Where these games truly succeeded, though, was in capturing the magic of performance for American audiences. There’s always been some kind of debate around these games and how they may influence people to pick up the ‘real thing,’ whether it’s learning how to dance, play guitar, et cetera. Yet, that viewpoint is at odds with the fact that playing these games are their own performance. The act of performing for friends, strangers, or yourself is clearly its own reward, and Harmonix (and their Japanese counterparts) understood that deeply.
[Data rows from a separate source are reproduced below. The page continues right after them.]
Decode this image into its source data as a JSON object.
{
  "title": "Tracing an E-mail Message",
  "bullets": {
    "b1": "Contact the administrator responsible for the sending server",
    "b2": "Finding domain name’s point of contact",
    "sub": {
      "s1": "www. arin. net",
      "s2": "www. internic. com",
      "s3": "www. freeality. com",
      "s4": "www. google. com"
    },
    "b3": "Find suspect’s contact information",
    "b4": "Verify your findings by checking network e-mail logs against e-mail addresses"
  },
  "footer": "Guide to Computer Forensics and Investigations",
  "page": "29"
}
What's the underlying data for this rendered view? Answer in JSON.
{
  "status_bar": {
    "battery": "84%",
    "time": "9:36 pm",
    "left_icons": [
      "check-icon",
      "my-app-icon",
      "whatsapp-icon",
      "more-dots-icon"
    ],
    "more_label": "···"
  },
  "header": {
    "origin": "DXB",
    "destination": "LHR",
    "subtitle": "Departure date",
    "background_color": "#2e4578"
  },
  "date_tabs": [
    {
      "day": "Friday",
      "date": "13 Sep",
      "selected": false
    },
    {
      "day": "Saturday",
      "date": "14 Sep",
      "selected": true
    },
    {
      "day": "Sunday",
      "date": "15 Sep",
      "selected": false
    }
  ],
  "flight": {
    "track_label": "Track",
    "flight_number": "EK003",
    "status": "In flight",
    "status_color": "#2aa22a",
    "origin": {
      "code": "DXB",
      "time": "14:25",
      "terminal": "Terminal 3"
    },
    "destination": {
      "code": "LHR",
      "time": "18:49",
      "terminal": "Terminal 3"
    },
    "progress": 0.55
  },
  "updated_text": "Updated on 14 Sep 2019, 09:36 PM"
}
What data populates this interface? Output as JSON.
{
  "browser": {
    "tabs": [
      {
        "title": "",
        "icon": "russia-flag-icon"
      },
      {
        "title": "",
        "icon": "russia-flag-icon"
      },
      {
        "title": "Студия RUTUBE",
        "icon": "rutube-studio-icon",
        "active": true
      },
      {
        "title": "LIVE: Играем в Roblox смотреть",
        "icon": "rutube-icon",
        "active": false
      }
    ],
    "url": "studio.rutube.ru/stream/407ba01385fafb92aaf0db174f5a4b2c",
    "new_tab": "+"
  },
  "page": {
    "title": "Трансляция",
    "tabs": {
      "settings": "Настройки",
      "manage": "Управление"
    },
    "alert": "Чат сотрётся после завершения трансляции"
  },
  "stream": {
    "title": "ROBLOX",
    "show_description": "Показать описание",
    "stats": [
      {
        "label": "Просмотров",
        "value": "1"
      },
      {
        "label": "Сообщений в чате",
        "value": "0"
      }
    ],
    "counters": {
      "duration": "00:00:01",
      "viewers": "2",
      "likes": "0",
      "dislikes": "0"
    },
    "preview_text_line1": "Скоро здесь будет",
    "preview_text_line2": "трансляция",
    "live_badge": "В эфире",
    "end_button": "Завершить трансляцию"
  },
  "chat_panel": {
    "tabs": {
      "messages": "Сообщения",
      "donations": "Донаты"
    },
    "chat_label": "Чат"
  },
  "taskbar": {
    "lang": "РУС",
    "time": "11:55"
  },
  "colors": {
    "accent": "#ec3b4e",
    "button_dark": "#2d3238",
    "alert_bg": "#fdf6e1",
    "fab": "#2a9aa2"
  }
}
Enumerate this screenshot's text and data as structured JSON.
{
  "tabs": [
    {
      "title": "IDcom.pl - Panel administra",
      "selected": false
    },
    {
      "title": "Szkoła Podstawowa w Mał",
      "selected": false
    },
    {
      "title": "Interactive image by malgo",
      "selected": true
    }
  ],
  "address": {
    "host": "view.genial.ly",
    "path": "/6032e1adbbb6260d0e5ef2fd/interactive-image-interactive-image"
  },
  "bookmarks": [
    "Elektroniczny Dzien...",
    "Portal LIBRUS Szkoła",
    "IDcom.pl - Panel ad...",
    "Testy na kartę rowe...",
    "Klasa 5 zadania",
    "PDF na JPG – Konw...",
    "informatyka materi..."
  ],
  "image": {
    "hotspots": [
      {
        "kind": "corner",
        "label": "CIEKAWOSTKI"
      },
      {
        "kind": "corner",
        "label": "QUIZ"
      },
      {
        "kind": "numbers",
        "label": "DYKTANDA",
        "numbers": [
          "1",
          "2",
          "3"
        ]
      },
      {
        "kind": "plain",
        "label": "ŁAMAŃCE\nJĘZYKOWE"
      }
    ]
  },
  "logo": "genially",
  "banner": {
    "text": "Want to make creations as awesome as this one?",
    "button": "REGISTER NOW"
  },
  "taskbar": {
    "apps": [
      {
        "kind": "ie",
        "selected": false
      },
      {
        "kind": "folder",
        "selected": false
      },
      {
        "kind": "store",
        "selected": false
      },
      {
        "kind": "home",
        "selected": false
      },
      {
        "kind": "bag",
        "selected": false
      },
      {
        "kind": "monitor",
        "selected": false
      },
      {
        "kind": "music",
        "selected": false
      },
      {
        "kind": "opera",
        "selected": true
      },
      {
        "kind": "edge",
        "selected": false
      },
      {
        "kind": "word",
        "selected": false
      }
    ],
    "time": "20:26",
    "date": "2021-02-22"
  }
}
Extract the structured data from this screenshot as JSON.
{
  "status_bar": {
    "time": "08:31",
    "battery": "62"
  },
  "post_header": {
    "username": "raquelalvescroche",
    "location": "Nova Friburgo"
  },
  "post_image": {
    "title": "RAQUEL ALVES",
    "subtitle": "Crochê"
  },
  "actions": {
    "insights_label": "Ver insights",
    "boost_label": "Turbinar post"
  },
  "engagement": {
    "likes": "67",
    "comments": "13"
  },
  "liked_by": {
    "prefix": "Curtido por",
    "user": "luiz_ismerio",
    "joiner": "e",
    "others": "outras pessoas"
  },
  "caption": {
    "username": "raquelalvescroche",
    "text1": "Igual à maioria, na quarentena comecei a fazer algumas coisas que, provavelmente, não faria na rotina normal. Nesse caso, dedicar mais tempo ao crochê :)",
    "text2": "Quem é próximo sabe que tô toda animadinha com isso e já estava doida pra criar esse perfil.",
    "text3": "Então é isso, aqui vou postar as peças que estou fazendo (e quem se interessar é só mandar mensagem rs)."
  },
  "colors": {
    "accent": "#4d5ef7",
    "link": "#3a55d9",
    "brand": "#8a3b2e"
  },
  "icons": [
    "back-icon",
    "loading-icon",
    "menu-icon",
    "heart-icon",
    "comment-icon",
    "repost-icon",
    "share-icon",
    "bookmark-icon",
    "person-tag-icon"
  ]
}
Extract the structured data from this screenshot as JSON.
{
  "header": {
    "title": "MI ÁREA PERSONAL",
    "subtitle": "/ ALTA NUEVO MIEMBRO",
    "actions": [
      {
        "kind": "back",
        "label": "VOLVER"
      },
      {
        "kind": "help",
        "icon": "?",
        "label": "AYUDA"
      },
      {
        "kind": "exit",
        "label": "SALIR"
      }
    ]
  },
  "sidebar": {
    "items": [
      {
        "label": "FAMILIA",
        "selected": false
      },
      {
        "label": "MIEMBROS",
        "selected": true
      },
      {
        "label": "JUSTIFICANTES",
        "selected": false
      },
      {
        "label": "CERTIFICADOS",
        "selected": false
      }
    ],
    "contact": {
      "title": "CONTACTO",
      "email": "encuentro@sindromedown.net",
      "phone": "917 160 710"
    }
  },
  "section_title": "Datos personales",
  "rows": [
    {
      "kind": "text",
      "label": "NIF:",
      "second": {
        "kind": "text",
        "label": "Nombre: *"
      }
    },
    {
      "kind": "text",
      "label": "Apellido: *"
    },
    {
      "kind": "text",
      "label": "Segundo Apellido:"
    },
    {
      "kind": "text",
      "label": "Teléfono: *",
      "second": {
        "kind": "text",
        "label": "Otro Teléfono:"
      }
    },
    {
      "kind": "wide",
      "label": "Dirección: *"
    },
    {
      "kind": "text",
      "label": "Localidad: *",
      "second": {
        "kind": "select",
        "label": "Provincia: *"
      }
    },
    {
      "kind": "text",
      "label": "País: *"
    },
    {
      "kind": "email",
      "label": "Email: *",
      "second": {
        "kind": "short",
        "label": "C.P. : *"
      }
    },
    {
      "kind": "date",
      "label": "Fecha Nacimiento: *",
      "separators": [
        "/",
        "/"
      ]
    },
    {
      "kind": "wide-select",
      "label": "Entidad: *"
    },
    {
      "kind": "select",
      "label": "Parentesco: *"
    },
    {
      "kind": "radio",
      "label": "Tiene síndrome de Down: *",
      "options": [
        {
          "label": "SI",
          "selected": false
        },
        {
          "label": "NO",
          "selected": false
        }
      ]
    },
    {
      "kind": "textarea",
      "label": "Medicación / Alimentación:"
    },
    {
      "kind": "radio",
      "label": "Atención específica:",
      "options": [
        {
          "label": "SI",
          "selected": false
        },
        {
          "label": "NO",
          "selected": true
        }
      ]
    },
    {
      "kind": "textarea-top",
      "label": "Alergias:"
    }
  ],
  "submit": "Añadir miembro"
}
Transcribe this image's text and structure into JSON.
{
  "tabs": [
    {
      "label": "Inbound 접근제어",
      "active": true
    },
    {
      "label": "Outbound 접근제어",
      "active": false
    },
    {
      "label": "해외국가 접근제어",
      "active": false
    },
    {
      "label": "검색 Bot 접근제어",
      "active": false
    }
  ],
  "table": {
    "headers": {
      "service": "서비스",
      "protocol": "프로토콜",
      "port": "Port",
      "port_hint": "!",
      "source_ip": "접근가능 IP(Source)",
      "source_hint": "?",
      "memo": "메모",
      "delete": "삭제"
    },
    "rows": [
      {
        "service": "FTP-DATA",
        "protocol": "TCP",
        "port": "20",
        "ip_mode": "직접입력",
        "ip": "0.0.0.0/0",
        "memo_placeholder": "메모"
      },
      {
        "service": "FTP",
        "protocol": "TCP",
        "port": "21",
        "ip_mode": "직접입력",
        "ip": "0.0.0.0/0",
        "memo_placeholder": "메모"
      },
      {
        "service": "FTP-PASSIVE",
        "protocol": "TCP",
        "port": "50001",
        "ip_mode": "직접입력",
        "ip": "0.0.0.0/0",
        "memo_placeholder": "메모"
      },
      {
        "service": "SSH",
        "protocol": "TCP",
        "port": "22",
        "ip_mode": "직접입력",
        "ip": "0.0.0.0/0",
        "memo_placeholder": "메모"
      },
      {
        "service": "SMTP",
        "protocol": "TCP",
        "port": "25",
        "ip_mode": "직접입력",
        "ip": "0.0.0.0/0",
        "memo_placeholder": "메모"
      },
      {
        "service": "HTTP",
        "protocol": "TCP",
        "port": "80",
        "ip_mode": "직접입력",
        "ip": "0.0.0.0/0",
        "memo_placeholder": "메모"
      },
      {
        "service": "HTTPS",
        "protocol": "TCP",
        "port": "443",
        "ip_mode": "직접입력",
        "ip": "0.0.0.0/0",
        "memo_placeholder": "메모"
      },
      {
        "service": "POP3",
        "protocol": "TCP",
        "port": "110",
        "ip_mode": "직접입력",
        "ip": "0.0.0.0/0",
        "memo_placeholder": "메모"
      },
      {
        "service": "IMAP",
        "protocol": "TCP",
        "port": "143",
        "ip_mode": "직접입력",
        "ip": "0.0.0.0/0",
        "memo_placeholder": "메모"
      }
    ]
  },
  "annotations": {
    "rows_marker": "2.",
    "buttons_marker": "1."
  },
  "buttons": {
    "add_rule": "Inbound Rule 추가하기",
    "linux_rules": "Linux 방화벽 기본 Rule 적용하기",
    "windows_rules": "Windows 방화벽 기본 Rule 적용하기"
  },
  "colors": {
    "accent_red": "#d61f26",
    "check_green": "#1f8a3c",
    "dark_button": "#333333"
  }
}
The astronomical success these games experienced right out of the gate may have also been a warning sign that these heights were not sustainable. By 2010, after countless spin-offs and sequels, both franchises went on hiatus. There were simply too many variations of the same concept, too many peripheral units starting to gather dust, and too little in the way of innovation since 2005. It wasn’t to say that the genre ‘died’ in 2010; these franchises merely settled back into more regular sales numbers. Although these games had captured a massive portion of the market and the culture at large, there were still all kinds of weird rhythm games released in the latter half of the 2000s that were continuing to innovate and find new ways for players to interact with music. Mobile rhythm games had begun to take off, as did more gesture-based games with the rise of motion capture technology — two advancements that signaled what the future of the genre was going to look like.
The present and future of rhythm games (2010 — present)
Since the start of the 2010s, rhythm games have continued to embrace new technologies while also offering more specialized and stylized experiences (a path that was so popular back in the early 2000s). With the explosion of indie gaming in the early part of the decade, a ton of new ideas have been brought to the table. In addition, major studios (in Asia in particular) have been continuing to introduce all kinds of innovative ideas to the market. Mobile games like Cytus, Tap Tap Revenge, and Groove Coaster have grown into major franchises, capitalizing on the pervasiveness of smartphones. Motion capture-based games like Just Dance have grown into wildly profitable global franchises with annual release cycles as if they were AAA sports franchises. Indie games like Thumper and Sayonara Wild Hearts have taken a more traditional approach while cranking up the art direction to 11 with highly imaginative visual universes and musical palettes. Beat Saber, one of the most successful VR rhythm games, has become ubiquitous within the genre, and inspired a whole new world of rhythm action games that combine gameplay styles. Idol-related rhythm games are practically their own genre at this point, with too many spin-offs, sequels, and tie-ins to easily name. Arcade games like Dance Rush Stardom have shown how new technologies can improve upon time-tested formulas to create even more engaging dancing simulators.
At their core, rhythm games are a celebration of everything that makes music so powerful. They capture the spirit of a performance, they celebrate the design and art direction of music, and they understand that a communal music experience is the best music experience. These games know that every person can, with a little guidance, feel like a pop star, or a dancer, or a lead singer, and that experience of feeling nothing but the music and the joy of performing has had — and will continue to have — a major impact on industry and culture.
November 22, 2019